Seth Barbour returns as Wallace’s crew chief.
When Ryan Reed was diagnosed with diabetes he was told he would never race again. Now when he hears from someone whose dreams have been adversely affected by the disease he connects with them.
“A kid two years ago told me that he got kicked off the basketball team after he was diagnosed (with diabetes),” Reed said. “That’s just devastating to me. He was in his early teens, 12 or 13, — such a pivotal time in life — so that story stuck with me and, obviously, I offered any help I could. I think that when you hear stories like that it kind of puts in perspective how tough this disease can be and what it can do to your life.”

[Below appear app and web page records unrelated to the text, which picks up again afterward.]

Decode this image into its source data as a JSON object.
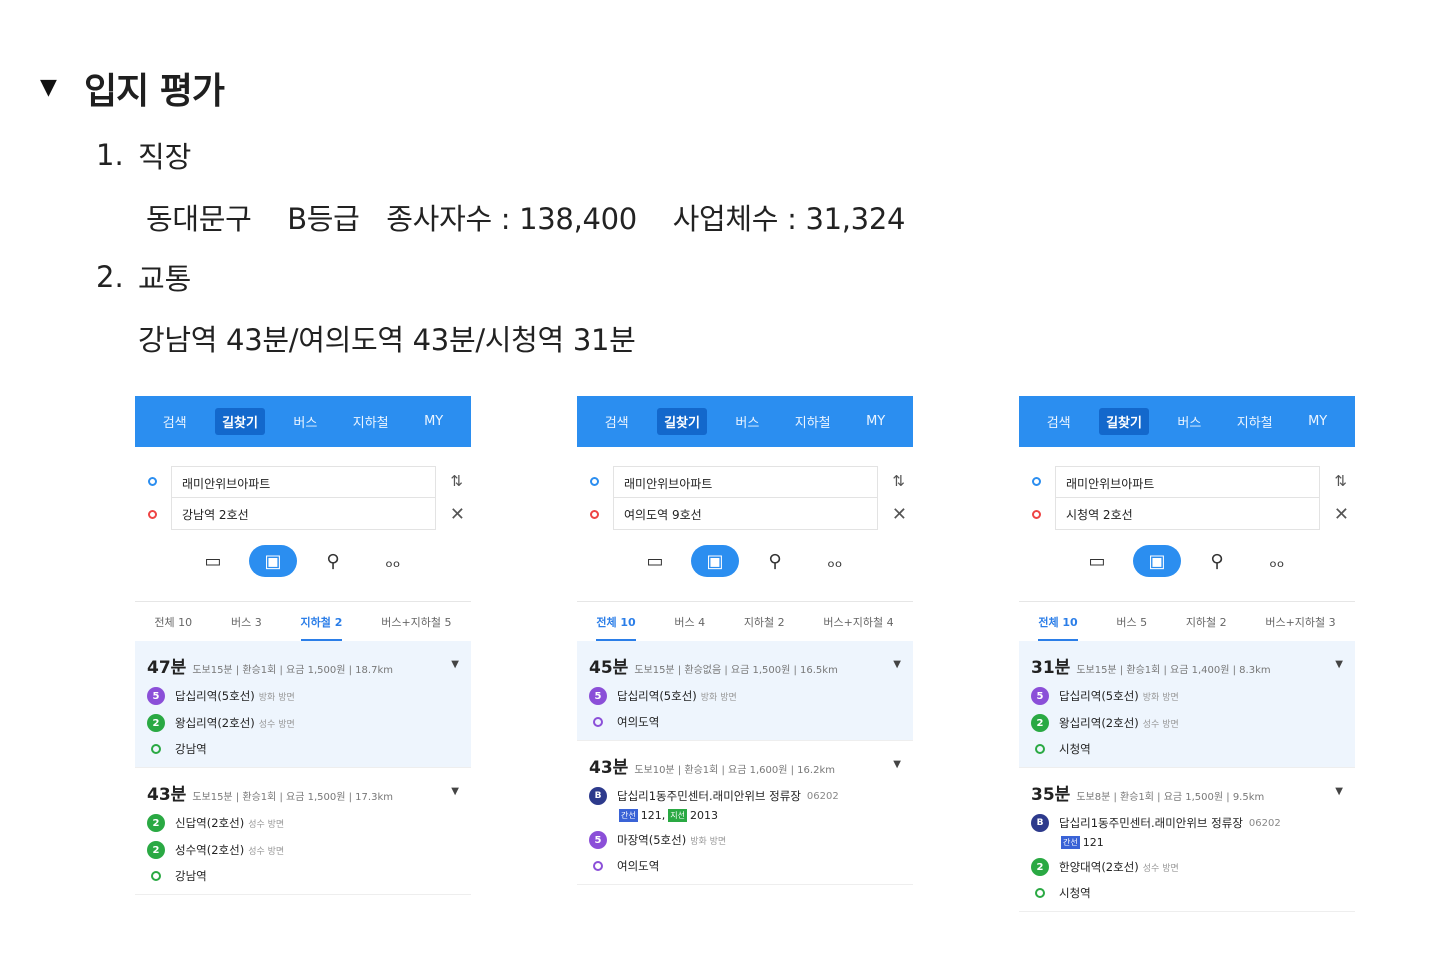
{
  "heading": {
    "toggle": "▼",
    "title": "입지 평가"
  },
  "items": [
    {
      "num": "1.",
      "title": "직장",
      "detail": "동대문구    B등급   종사자수 : 138,400    사업체수 : 31,324"
    },
    {
      "num": "2.",
      "title": "교통",
      "detail": "강남역 43분/여의도역 43분/시청역 31분"
    }
  ],
  "colors": {
    "accent": "#2b8ef0",
    "line5": "#8b4fd8",
    "line2": "#2aa943",
    "bus": "#2d3a8c"
  },
  "panels": [
    {
      "nav": [
        "검색",
        "길찾기",
        "버스",
        "지하철",
        "MY"
      ],
      "nav_active": 1,
      "origin": "래미안위브아파트",
      "destination": "강남역 2호선",
      "modes": [
        "car-icon",
        "bus-icon",
        "walk-icon",
        "bike-icon"
      ],
      "filters": [
        "전체 10",
        "버스 3",
        "지하철 2",
        "버스+지하철 5"
      ],
      "filter_active": 2,
      "results": [
        {
          "time": "47분",
          "meta": "도보15분 | 환승1회 | 요금 1,500원 | 18.7km",
          "stops": [
            {
              "badge": "5",
              "type": "purple",
              "name": "답십리역(5호선)",
              "dir": "방화 방면"
            },
            {
              "badge": "2",
              "type": "green",
              "name": "왕십리역(2호선)",
              "dir": "성수 방면"
            },
            {
              "type": "end-green",
              "name": "강남역"
            }
          ]
        },
        {
          "time": "43분",
          "meta": "도보15분 | 환승1회 | 요금 1,500원 | 17.3km",
          "stops": [
            {
              "badge": "2",
              "type": "green",
              "name": "신답역(2호선)",
              "dir": "성수 방면"
            },
            {
              "badge": "2",
              "type": "green",
              "name": "성수역(2호선)",
              "dir": "성수 방면"
            },
            {
              "type": "end-green",
              "name": "강남역"
            }
          ]
        }
      ]
    },
    {
      "nav": [
        "검색",
        "길찾기",
        "버스",
        "지하철",
        "MY"
      ],
      "nav_active": 1,
      "origin": "래미안위브아파트",
      "destination": "여의도역 9호선",
      "modes": [
        "car-icon",
        "bus-icon",
        "walk-icon",
        "bike-icon"
      ],
      "filters": [
        "전체 10",
        "버스 4",
        "지하철 2",
        "버스+지하철 4"
      ],
      "filter_active": 0,
      "results": [
        {
          "time": "45분",
          "meta": "도보15분 | 환승없음 | 요금 1,500원 | 16.5km",
          "stops": [
            {
              "badge": "5",
              "type": "purple",
              "name": "답십리역(5호선)",
              "dir": "방화 방면"
            },
            {
              "type": "end-purple",
              "name": "여의도역"
            }
          ]
        },
        {
          "time": "43분",
          "meta": "도보10분 | 환승1회 | 요금 1,600원 | 16.2km",
          "stops": [
            {
              "badge": "B",
              "type": "bus",
              "name": "답십리1동주민센터.래미안위브 정류장",
              "code": "06202",
              "lines": [
                {
                  "tag": "간선",
                  "color": "blue",
                  "num": "121,"
                },
                {
                  "tag": "지선",
                  "color": "green",
                  "num": "2013"
                }
              ]
            },
            {
              "badge": "5",
              "type": "purple",
              "name": "마장역(5호선)",
              "dir": "방화 방면"
            },
            {
              "type": "end-purple",
              "name": "여의도역"
            }
          ]
        }
      ]
    },
    {
      "nav": [
        "검색",
        "길찾기",
        "버스",
        "지하철",
        "MY"
      ],
      "nav_active": 1,
      "origin": "래미안위브아파트",
      "destination": "시청역 2호선",
      "modes": [
        "car-icon",
        "bus-icon",
        "walk-icon",
        "bike-icon"
      ],
      "filters": [
        "전체 10",
        "버스 5",
        "지하철 2",
        "버스+지하철 3"
      ],
      "filter_active": 0,
      "results": [
        {
          "time": "31분",
          "meta": "도보15분 | 환승1회 | 요금 1,400원 | 8.3km",
          "stops": [
            {
              "badge": "5",
              "type": "purple",
              "name": "답십리역(5호선)",
              "dir": "방화 방면"
            },
            {
              "badge": "2",
              "type": "green",
              "name": "왕십리역(2호선)",
              "dir": "성수 방면"
            },
            {
              "type": "end-green",
              "name": "시청역"
            }
          ]
        },
        {
          "time": "35분",
          "meta": "도보8분 | 환승1회 | 요금 1,500원 | 9.5km",
          "stops": [
            {
              "badge": "B",
              "type": "bus",
              "name": "답십리1동주민센터.래미안위브 정류장",
              "code": "06202",
              "lines": [
                {
                  "tag": "간선",
                  "color": "blue",
                  "num": "121"
                }
              ]
            },
            {
              "badge": "2",
              "type": "green",
              "name": "한양대역(2호선)",
              "dir": "성수 방면"
            },
            {
              "type": "end-green",
              "name": "시청역"
            }
          ]
        }
      ]
    }
  ]
}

Paul Menard said Wednesday he would one day like to own an ice-racing team and he would leave the door open as far as NASCAR was concerned.
“Whenever I do retire I’m definitely going to stay involved in motorsports,” Menard said. “It’s a passion; it’s what I’ve always done. My whole family is involved with this. So when that day comes I’m going to spend the season ice racing and go from there.”
Ryan Blaney’s uniform this year is unique in its appearance. It’s a combination old school design with the appropriate sponsors added.
“The firesuit is really something we based on Darlington and the Talladega suit I wore last year,” Blaney said. “Darlington, when we had (David) Pearson on the car, we just changed a couple things up with the colors and made Motorcraft and Quick Lane bigger and stuff like that.
“I know a lot of people enjoyed the throwback suit that we had and it was just like Mr. Pearson wore when he won the Triple Crown that year, so the Wood Brothers and I talked about trying to do a version of that. I think it turned out really well. Why not have an old-school suit for the oldest-running team in NASCAR? I think it gives us a really good look and the right look for what the Wood Brothers represent, which is old-school racing.”
Of course, due to the Wood Brothers’ affiliation with Roger Penske’s organization the drivers are expected to appear in white starched shirts. However, due to Blaney’s inability to prepare one, he’s handed a new one each time it’s the uniform of the day.
“I’m pretty sure that goes for Brad (Keselowski) and Joey (Logano), too,” Blaney said. “I get them dirty and I can’t wash anything without shrinking it or messing it up, so I just get a new one.”
Blaney also noted he shaved Wednesday, “which was nice” and fixed his hair, “which was good.”
NASCAR announced its 2017 Drive for Diversity class Wednesday. The six drivers are Collin Cabre, Chase Cabre, Ruben Garcia Jr., Jay Beasley, Macy Causey and Madeline Crane.No Comment